Assignment: Report all lines from the entries below in which "JSON" appears.

Saved data entries:

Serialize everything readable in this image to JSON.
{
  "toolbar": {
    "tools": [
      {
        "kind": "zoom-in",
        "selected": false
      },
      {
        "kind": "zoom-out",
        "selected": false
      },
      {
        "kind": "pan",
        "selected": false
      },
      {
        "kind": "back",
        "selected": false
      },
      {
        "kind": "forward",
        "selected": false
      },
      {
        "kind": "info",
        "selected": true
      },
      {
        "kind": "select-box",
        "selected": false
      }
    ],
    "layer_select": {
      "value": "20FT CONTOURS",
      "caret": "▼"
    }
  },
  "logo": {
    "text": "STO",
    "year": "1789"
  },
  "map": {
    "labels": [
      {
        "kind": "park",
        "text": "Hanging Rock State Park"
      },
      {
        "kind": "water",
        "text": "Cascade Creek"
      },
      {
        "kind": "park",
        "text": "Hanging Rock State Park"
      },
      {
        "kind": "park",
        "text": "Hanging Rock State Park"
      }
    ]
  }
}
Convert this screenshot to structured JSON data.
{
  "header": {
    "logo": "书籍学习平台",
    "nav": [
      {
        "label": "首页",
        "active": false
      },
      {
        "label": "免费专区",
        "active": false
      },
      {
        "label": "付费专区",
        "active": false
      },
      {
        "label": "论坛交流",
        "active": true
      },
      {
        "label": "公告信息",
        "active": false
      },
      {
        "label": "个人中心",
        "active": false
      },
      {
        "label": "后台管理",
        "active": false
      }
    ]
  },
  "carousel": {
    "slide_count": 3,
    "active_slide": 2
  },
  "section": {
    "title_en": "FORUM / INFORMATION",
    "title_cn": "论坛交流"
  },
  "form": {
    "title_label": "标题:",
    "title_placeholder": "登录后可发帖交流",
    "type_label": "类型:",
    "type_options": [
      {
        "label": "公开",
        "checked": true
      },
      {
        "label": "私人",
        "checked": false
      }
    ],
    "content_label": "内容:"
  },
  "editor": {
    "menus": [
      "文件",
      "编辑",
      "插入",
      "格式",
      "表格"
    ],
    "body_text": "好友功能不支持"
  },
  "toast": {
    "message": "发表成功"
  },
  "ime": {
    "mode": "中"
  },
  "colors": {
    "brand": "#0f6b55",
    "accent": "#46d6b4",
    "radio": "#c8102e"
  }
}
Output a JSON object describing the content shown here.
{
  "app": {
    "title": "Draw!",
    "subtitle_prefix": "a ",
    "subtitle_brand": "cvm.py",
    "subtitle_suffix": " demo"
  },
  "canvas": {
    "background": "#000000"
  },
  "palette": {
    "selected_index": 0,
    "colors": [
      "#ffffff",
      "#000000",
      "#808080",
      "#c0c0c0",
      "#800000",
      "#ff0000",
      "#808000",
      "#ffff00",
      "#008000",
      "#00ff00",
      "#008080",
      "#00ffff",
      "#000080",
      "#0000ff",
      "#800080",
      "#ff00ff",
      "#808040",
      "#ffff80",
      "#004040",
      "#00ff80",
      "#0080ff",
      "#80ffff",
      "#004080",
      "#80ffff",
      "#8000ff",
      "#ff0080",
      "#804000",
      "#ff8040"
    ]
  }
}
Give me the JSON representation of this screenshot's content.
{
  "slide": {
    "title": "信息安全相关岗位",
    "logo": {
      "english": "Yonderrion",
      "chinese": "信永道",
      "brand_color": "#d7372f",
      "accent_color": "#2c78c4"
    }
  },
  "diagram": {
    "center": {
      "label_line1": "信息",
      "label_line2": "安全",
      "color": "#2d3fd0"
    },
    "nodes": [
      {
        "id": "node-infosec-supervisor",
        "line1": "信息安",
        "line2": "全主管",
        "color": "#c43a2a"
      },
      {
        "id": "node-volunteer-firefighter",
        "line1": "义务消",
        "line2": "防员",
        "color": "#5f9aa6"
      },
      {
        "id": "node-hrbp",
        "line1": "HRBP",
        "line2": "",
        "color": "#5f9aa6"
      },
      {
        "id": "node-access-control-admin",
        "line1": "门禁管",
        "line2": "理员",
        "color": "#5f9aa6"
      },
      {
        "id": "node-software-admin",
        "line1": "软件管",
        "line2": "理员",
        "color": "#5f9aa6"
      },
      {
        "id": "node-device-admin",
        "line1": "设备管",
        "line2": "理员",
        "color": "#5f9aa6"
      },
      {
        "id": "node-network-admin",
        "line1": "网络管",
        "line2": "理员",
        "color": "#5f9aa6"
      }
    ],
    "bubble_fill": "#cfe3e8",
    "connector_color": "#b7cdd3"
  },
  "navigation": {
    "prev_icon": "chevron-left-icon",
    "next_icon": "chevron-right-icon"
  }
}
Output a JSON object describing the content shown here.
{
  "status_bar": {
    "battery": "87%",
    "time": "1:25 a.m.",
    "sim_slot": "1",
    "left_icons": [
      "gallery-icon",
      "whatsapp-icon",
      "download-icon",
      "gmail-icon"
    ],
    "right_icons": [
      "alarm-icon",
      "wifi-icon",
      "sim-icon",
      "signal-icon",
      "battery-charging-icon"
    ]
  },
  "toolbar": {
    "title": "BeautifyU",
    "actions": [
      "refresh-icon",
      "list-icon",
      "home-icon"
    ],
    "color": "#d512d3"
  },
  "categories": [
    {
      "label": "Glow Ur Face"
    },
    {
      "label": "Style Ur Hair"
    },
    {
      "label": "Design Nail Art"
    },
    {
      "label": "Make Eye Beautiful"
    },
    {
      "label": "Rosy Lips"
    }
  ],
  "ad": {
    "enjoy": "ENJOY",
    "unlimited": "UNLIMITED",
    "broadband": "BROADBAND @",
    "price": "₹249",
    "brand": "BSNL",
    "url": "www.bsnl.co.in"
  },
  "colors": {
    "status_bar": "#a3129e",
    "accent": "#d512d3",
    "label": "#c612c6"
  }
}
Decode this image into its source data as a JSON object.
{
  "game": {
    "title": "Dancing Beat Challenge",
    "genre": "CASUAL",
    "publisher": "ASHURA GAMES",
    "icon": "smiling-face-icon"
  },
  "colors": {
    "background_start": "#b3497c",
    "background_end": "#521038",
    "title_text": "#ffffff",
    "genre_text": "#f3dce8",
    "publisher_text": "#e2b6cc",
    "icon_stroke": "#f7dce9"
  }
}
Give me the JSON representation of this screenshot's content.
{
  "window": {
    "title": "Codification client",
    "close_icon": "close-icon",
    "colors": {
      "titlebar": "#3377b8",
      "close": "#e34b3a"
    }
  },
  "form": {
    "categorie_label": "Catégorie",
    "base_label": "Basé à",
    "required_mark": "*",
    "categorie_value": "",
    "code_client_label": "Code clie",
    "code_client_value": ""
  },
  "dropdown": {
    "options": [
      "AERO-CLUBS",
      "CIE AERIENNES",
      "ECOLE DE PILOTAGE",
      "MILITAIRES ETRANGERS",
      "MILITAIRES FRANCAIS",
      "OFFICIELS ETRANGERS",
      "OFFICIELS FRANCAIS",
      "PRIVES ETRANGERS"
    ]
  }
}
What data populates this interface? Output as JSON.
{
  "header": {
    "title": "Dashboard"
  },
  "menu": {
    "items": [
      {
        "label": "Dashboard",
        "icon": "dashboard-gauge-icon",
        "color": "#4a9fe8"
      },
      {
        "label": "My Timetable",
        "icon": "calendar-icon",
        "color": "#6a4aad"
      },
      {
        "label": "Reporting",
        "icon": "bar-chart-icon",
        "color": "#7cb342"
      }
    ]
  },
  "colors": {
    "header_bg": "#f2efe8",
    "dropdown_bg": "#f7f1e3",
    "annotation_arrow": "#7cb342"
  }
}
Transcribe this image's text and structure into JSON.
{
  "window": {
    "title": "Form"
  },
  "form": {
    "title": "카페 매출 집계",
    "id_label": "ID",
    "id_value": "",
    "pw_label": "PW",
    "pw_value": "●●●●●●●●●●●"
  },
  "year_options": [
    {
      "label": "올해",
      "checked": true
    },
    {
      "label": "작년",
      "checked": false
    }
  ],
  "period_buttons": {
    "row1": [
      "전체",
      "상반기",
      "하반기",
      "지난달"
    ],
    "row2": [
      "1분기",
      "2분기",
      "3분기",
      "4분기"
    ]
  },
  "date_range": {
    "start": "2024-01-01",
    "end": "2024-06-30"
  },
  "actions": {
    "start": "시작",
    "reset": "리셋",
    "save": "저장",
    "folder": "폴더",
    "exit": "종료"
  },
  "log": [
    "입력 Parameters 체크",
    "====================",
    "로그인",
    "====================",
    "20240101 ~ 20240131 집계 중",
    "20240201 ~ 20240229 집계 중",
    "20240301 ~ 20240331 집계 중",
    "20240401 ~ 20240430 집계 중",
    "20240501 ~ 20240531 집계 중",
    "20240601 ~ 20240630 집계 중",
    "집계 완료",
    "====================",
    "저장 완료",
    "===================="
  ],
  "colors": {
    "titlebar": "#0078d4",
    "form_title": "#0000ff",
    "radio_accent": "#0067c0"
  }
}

Response to this task:
Serialize everything readable in this image to JSON.
Convert this screenshot to structured JSON data.
Output a JSON object describing the content shown here.
Give me the JSON representation of this screenshot's content.
Output a JSON object describing the content shown here.
Decode this image into its source data as a JSON object.
Give me the JSON representation of this screenshot's content.
What data populates this interface? Output as JSON.
Transcribe this image's text and structure into JSON.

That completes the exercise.